 Please note:  The  purpose of our Práctilongas is to provide dancers with an opportunity to dance in the Salon style of Argentine Tango, with due regard for your partner and respect for other couples through considerate floorcraft.  They are not “Freestyle” evenings where anything goes.  If your preferred dancing style involves ostentatious show tango / fusion moves, including excessive movement around the floor, extravagant decorations, kicks, lifts and similar extreme moves, please be aware that our events are not suitable for you.   If you are not sure what we mean by “Salon style” check out the clips on our Tango video page.

 Prácticas – the Origins
The Práctica is a time honoured tradition in the learning of  Tango in Argentina.  In its original form, young men who wanted to learn how to dance well would attend all male prácticas to perfect their technique by dancing with other men.   After months of learning the follower’s steps they would finally be allowed start to learn how to lead.  In this way they already had a good idea of what it was they were leading!  By the time they attended their first Milongas  they would have mastered both leader and follower roles and were well and truly ready.  Given the shortage of women in Argentina at the time, being a good dancer was a young man’s best chance of meeting women and finding a girlfriend – so motivation was high!

Meanwhile, it was customary for girls to learn Tango from their mothers and sisters, so that by the time they were old enough to start dancing socially they too were capable dancers.

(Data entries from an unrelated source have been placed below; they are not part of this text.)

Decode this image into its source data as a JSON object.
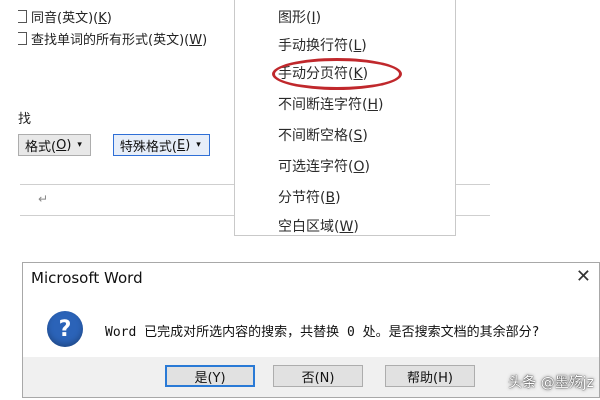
{
  "find_dialog": {
    "options": [
      {
        "label": "同音(英文)(",
        "key": "K",
        "suffix": ")"
      },
      {
        "label": "查找单词的所有形式(英文)(",
        "key": "W",
        "suffix": ")"
      }
    ],
    "section_label": "找",
    "format_button": {
      "label": "格式(",
      "key": "O",
      "suffix": ")",
      "caret": "▾"
    },
    "special_button": {
      "label": "特殊格式(",
      "key": "E",
      "suffix": ")",
      "caret": "▾"
    }
  },
  "document": {
    "paragraph_mark": "↵"
  },
  "menu": {
    "items": [
      {
        "label": "图形(",
        "key": "I",
        "suffix": ")"
      },
      {
        "label": "手动换行符(",
        "key": "L",
        "suffix": ")"
      },
      {
        "label": "手动分页符(",
        "key": "K",
        "suffix": ")",
        "highlighted": true
      },
      {
        "label": "不间断连字符(",
        "key": "H",
        "suffix": ")"
      },
      {
        "label": "不间断空格(",
        "key": "S",
        "suffix": ")"
      },
      {
        "label": "可选连字符(",
        "key": "O",
        "suffix": ")"
      },
      {
        "label": "分节符(",
        "key": "B",
        "suffix": ")"
      },
      {
        "label": "空白区域(",
        "key": "W",
        "suffix": ")"
      }
    ],
    "highlight_color": "#c0282c"
  },
  "message_box": {
    "title": "Microsoft Word",
    "close_glyph": "✕",
    "icon": "question-icon",
    "icon_glyph": "?",
    "message": "Word 已完成对所选内容的搜索，共替换 0 处。是否搜索文档的其余部分?",
    "buttons": {
      "yes": "是(Y)",
      "no": "否(N)",
      "help": "帮助(H)"
    },
    "accent_color": "#2a7ad6"
  },
  "watermark": "头条 @墨殇jz"
}
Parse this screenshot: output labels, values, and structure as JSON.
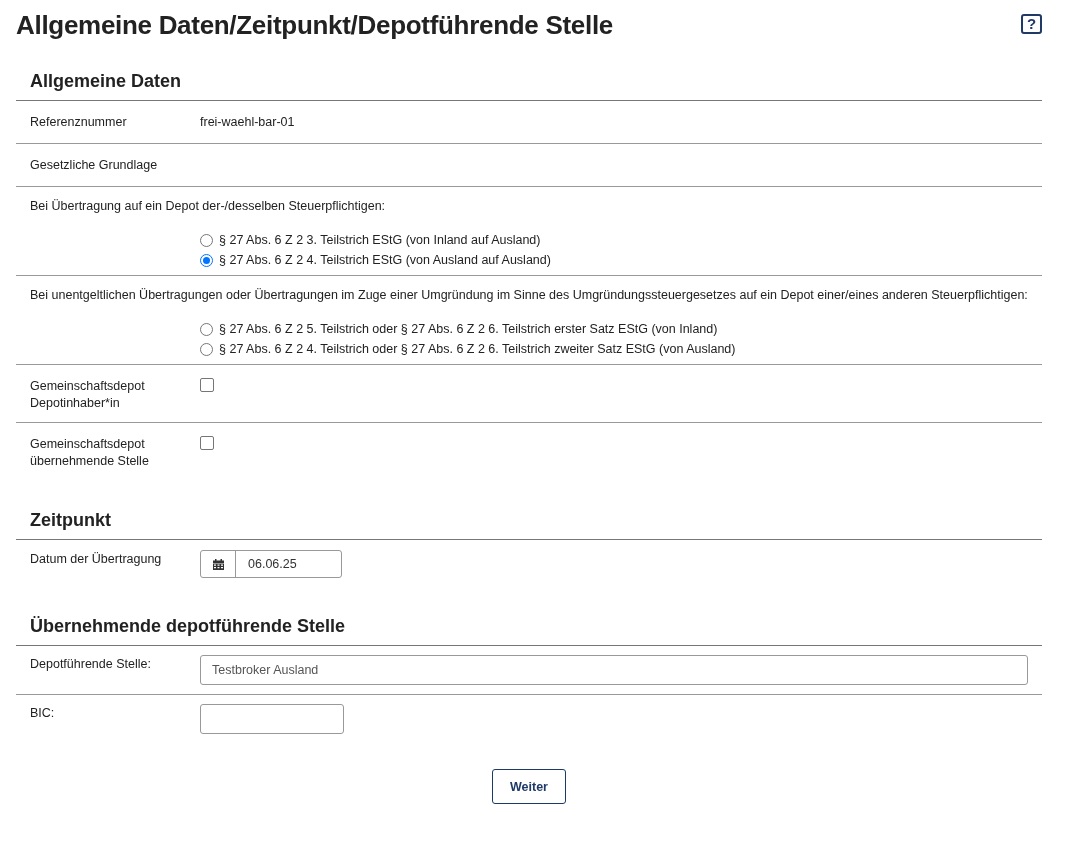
{
  "title": "Allgemeine Daten/Zeitpunkt/Depotführende Stelle",
  "help_button": {
    "label": "?"
  },
  "sections": [
    {
      "heading": "Allgemeine Daten",
      "rows": [
        {
          "kind": "text",
          "label": "Referenznummer",
          "value": "frei-waehl-bar-01"
        },
        {
          "kind": "text",
          "label": "Gesetzliche Grundlage"
        },
        {
          "kind": "radio",
          "prompt": "Bei Übertragung auf ein Depot der-/desselben Steuerpflichtigen:",
          "options": [
            {
              "label": "§ 27 Abs. 6 Z 2 3. Teilstrich EStG (von Inland auf Ausland)",
              "selected": false
            },
            {
              "label": "§ 27 Abs. 6 Z 2 4. Teilstrich EStG (von Ausland auf Ausland)",
              "selected": true
            }
          ]
        },
        {
          "kind": "radio",
          "prompt": "Bei unentgeltlichen Übertragungen oder Übertragungen im Zuge einer Umgründung im Sinne des Umgründungssteuergesetzes auf ein Depot einer/eines anderen Steuerpflichtigen:",
          "options": [
            {
              "label": "§ 27 Abs. 6 Z 2 5. Teilstrich oder § 27 Abs. 6 Z 2 6. Teilstrich erster Satz EStG (von Inland)",
              "selected": false
            },
            {
              "label": "§ 27 Abs. 6 Z 2 4. Teilstrich oder § 27 Abs. 6 Z 2 6. Teilstrich zweiter Satz EStG (von Ausland)",
              "selected": false
            }
          ]
        },
        {
          "kind": "checkbox",
          "label": "Gemeinschaftsdepot Depotinhaber*in",
          "checked": false
        },
        {
          "kind": "checkbox",
          "label": "Gemeinschaftsdepot übernehmende Stelle",
          "checked": false
        }
      ]
    },
    {
      "heading": "Zeitpunkt",
      "rows": [
        {
          "kind": "date",
          "label": "Datum der Übertragung",
          "value": "06.06.25"
        }
      ]
    },
    {
      "heading": "Übernehmende depotführende Stelle",
      "rows": [
        {
          "kind": "input",
          "label": "Depotführende Stelle:",
          "value": "Testbroker Ausland",
          "wide": true
        },
        {
          "kind": "input",
          "label": "BIC:",
          "wide": false
        }
      ]
    }
  ],
  "submit_button": {
    "label": "Weiter"
  }
}
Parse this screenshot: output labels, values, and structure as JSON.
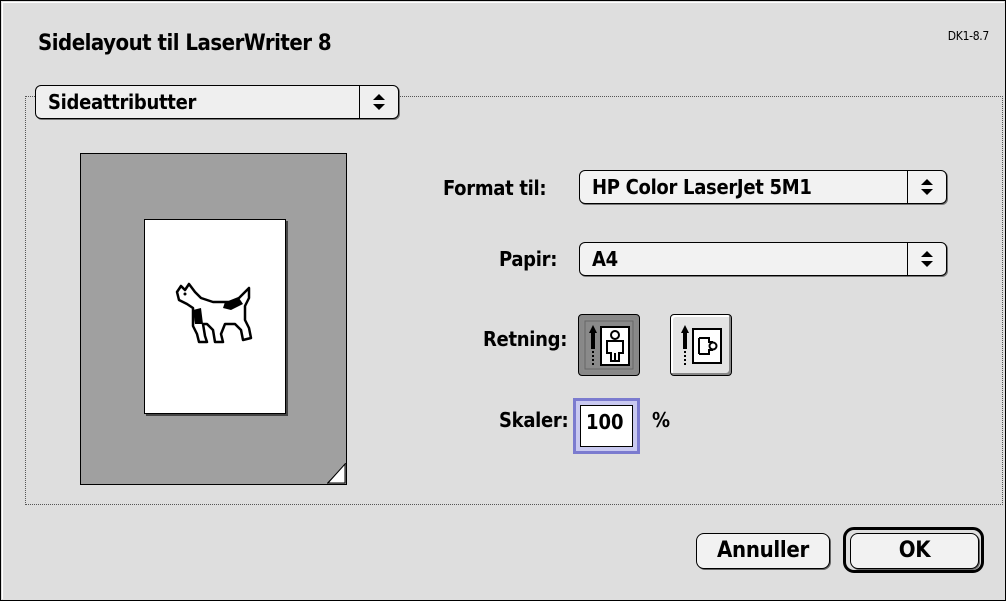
{
  "dialog": {
    "title": "Sidelayout til LaserWriter 8",
    "version": "DK1-8.7"
  },
  "section_popup": {
    "selected": "Sideattributter"
  },
  "format": {
    "label": "Format til:",
    "selected": "HP Color LaserJet 5M1"
  },
  "paper": {
    "label": "Papir:",
    "selected": "A4"
  },
  "orientation": {
    "label": "Retning:",
    "options": [
      "portrait-icon",
      "landscape-icon"
    ],
    "selected": "portrait"
  },
  "scale": {
    "label": "Skaler:",
    "value": "100",
    "unit": "%"
  },
  "buttons": {
    "cancel": "Annuller",
    "ok": "OK"
  }
}
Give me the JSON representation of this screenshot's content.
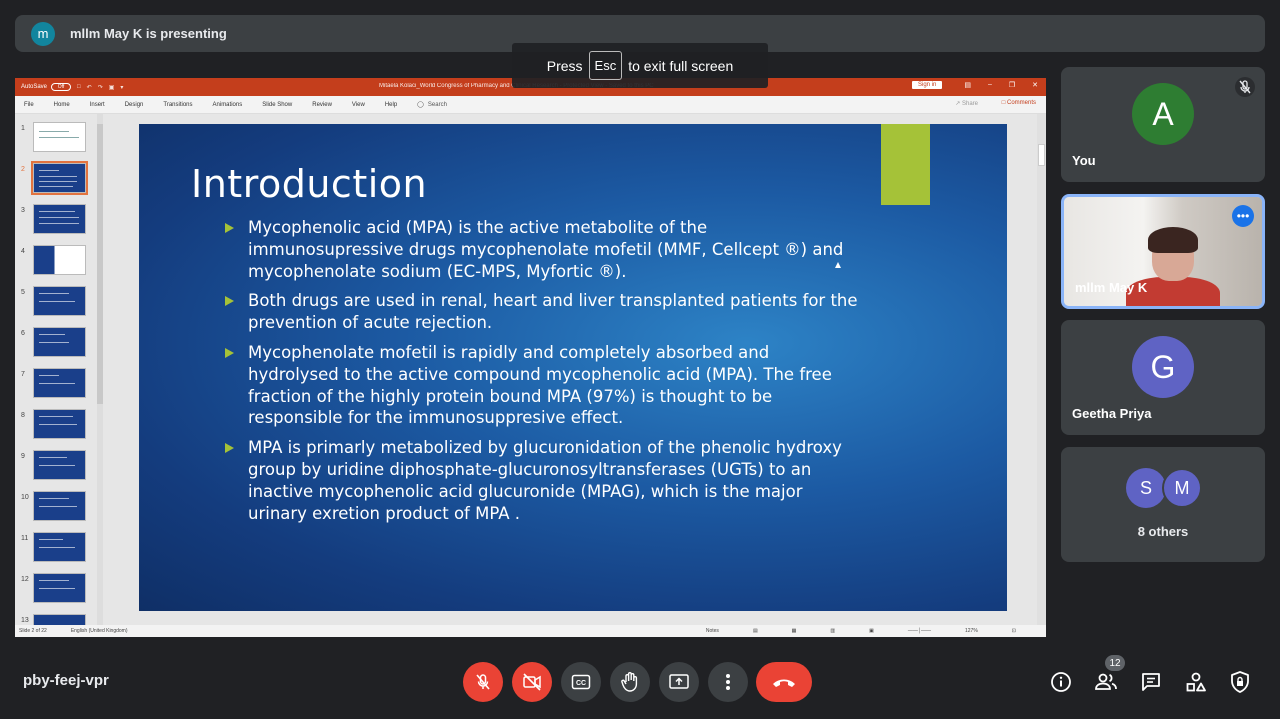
{
  "presenter": {
    "initial": "m",
    "text": "mllm May K is presenting"
  },
  "esc_toast": {
    "press": "Press",
    "key": "Esc",
    "suffix": "to exit full screen"
  },
  "ppt": {
    "autosave": "AutoSave",
    "autosave_state": "Off",
    "doc_title": "Mitaela Kolaci_World Congress of Pharmacy and Clinical Research - Protected View - Saved to this PC",
    "sign_in": "Sign in",
    "menu": [
      "File",
      "Home",
      "Insert",
      "Design",
      "Transitions",
      "Animations",
      "Slide Show",
      "Review",
      "View",
      "Help"
    ],
    "search": "Search",
    "share": "Share",
    "comments": "Comments",
    "slide_numbers": [
      "1",
      "2",
      "3",
      "4",
      "5",
      "6",
      "7",
      "8",
      "9",
      "10",
      "11",
      "12",
      "13"
    ],
    "selected_slide": 2,
    "status_slide": "Slide 2 of 22",
    "status_lang": "English (United Kingdom)",
    "status_notes": "Notes",
    "status_zoom": "127%"
  },
  "slide": {
    "title": "Introduction",
    "bullets": [
      "Mycophenolic acid (MPA) is the active metabolite of the immunosupressive drugs mycophenolate mofetil (MMF, Cellcept ®) and mycophenolate sodium (EC-MPS, Myfortic ®).",
      "Both drugs are used in renal, heart and liver transplanted patients for the prevention of acute rejection.",
      "Mycophenolate mofetil is rapidly and completely absorbed and hydrolysed to the active compound mycophenolic acid (MPA). The free fraction of the highly protein bound MPA (97%) is thought to be responsible for the immunosuppresive effect.",
      "MPA is primarly metabolized by glucuronidation of the phenolic hydroxy group by uridine diphosphate-glucuronosyltransferases (UGTs) to an inactive mycophenolic acid glucuronide (MPAG), which is the major urinary exretion product of MPA ."
    ],
    "accent_color": "#a5c238"
  },
  "participants": {
    "you": {
      "initial": "A",
      "name": "You",
      "color": "#2e7d32"
    },
    "presenter_tile": {
      "name": "mllm May K"
    },
    "geetha": {
      "initial": "G",
      "name": "Geetha Priya",
      "color": "#5f63c4"
    },
    "others": {
      "initials": [
        "S",
        "M"
      ],
      "label": "8 others"
    }
  },
  "bottom_bar": {
    "meeting_code": "pby-feej-vpr",
    "people_count": "12",
    "controls": [
      "mic-off",
      "camera-off",
      "captions",
      "raise-hand",
      "present",
      "more-options",
      "end-call"
    ],
    "right_icons": [
      "info",
      "people",
      "chat",
      "activities",
      "host-controls"
    ]
  }
}
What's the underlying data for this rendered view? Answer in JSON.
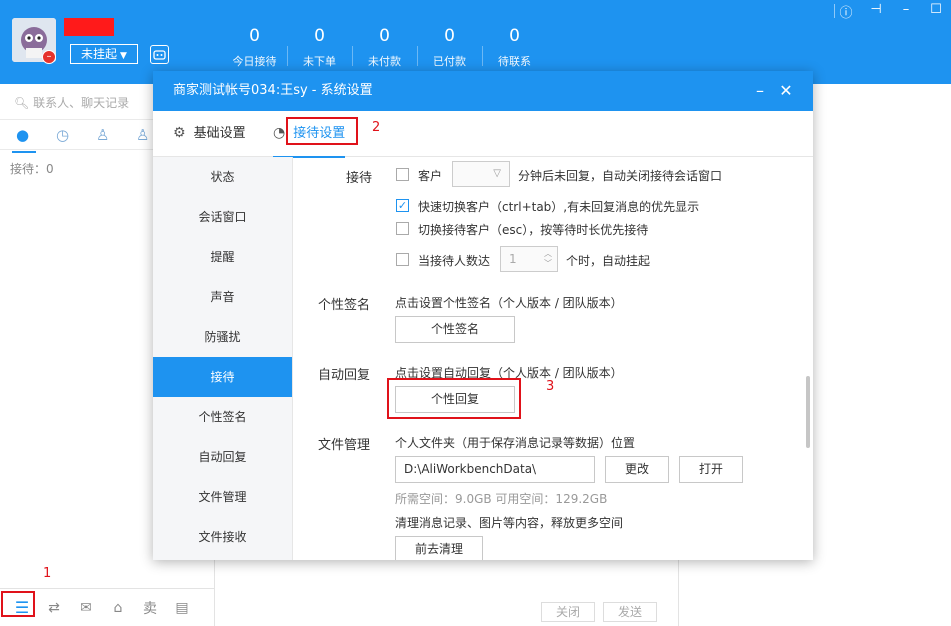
{
  "app": {
    "status_label": "未挂起",
    "stats": [
      {
        "value": "0",
        "label": "今日接待"
      },
      {
        "value": "0",
        "label": "未下单"
      },
      {
        "value": "0",
        "label": "未付款"
      },
      {
        "value": "0",
        "label": "已付款"
      },
      {
        "value": "0",
        "label": "待联系"
      }
    ],
    "colors": {
      "brand": "#1e93f0",
      "annotation": "#e0121a"
    }
  },
  "left": {
    "search_placeholder": "联系人、聊天记录",
    "reception_label": "接待：0"
  },
  "chat": {
    "close_label": "关闭",
    "send_label": "发送"
  },
  "dialog": {
    "title": "商家测试帐号034:王sy - 系统设置",
    "tabs": {
      "basic": "基础设置",
      "reception": "接待设置"
    },
    "nav": [
      "状态",
      "会话窗口",
      "提醒",
      "声音",
      "防骚扰",
      "接待",
      "个性签名",
      "自动回复",
      "文件管理",
      "文件接收"
    ],
    "reception": {
      "label": "接待",
      "opt1_prefix": "客户",
      "opt1_suffix": "分钟后未回复，自动关闭接待会话窗口",
      "opt2": "快速切换客户（ctrl+tab）,有未回复消息的优先显示",
      "opt3": "切换接待客户（esc），按等待时长优先接待",
      "opt4_prefix": "当接待人数达",
      "opt4_value": "1",
      "opt4_suffix": "个时，自动挂起"
    },
    "signature": {
      "label": "个性签名",
      "desc": "点击设置个性签名（个人版本 / 团队版本）",
      "button": "个性签名"
    },
    "auto_reply": {
      "label": "自动回复",
      "desc": "点击设置自动回复（个人版本 / 团队版本）",
      "button": "个性回复"
    },
    "files": {
      "label": "文件管理",
      "desc": "个人文件夹（用于保存消息记录等数据）位置",
      "path": "D:\\AliWorkbenchData\\",
      "change": "更改",
      "open": "打开",
      "space": "所需空间：9.0GB   可用空间：129.2GB",
      "clean_desc": "清理消息记录、图片等内容，释放更多空间",
      "clean_button": "前去清理"
    }
  },
  "annotations": [
    "1",
    "2",
    "3"
  ]
}
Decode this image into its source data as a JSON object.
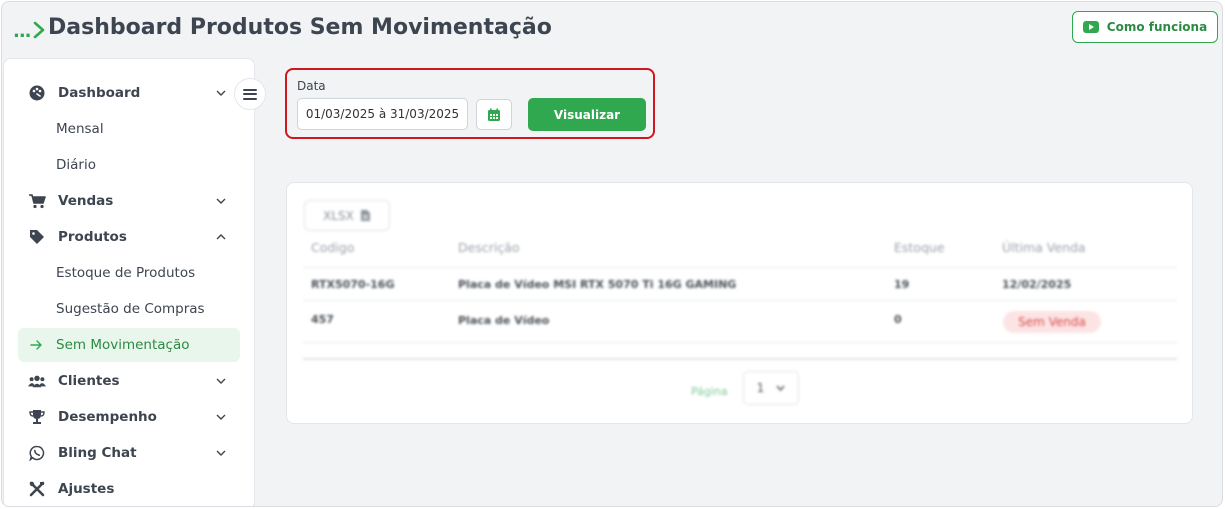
{
  "header": {
    "breadcrumb_dots": "...",
    "title": "Dashboard Produtos Sem Movimentação",
    "help_button": "Como funciona",
    "help_icon": "youtube-play-icon"
  },
  "sidebar": {
    "items": [
      {
        "label": "Dashboard",
        "icon": "palette-icon",
        "chevron": "down"
      },
      {
        "label": "Mensal"
      },
      {
        "label": "Diário"
      },
      {
        "label": "Vendas",
        "icon": "cart-icon",
        "chevron": "down"
      },
      {
        "label": "Produtos",
        "icon": "tag-icon",
        "chevron": "up"
      },
      {
        "label": "Estoque de Produtos"
      },
      {
        "label": "Sugestão de Compras"
      },
      {
        "label": "Sem Movimentação",
        "active": true
      },
      {
        "label": "Clientes",
        "icon": "users-icon",
        "chevron": "down"
      },
      {
        "label": "Desempenho",
        "icon": "trophy-icon",
        "chevron": "down"
      },
      {
        "label": "Bling Chat",
        "icon": "whatsapp-icon",
        "chevron": "down"
      },
      {
        "label": "Ajustes",
        "icon": "tools-icon"
      }
    ]
  },
  "filter": {
    "label": "Data",
    "date_value": "01/03/2025 à 31/03/2025",
    "view_button": "Visualizar"
  },
  "table": {
    "export_label": "XLSX",
    "columns": [
      "Codigo",
      "Descrição",
      "Estoque",
      "Última Venda"
    ],
    "rows": [
      {
        "codigo": "RTX5070-16G",
        "descricao": "Placa de Vídeo MSI RTX 5070 Ti 16G GAMING",
        "estoque": "19",
        "ultima_venda": "12/02/2025"
      },
      {
        "codigo": "457",
        "descricao": "Placa de Vídeo",
        "estoque": "0",
        "ultima_venda": "Sem Venda"
      }
    ],
    "pager_label": "Página",
    "page_value": "1"
  },
  "colors": {
    "accent": "#2fa84f",
    "highlight_border": "#d0161f",
    "badge_bg": "#fde4e4",
    "badge_text": "#d94b4b"
  }
}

Nowadays we have to find a shorter route.  Our classes are designed to help you learn as quickly and effectively as possible.  From then on, it’s a question of practice, to get posture and movement into your muscle memory so that you can dance naturally without having to think about it.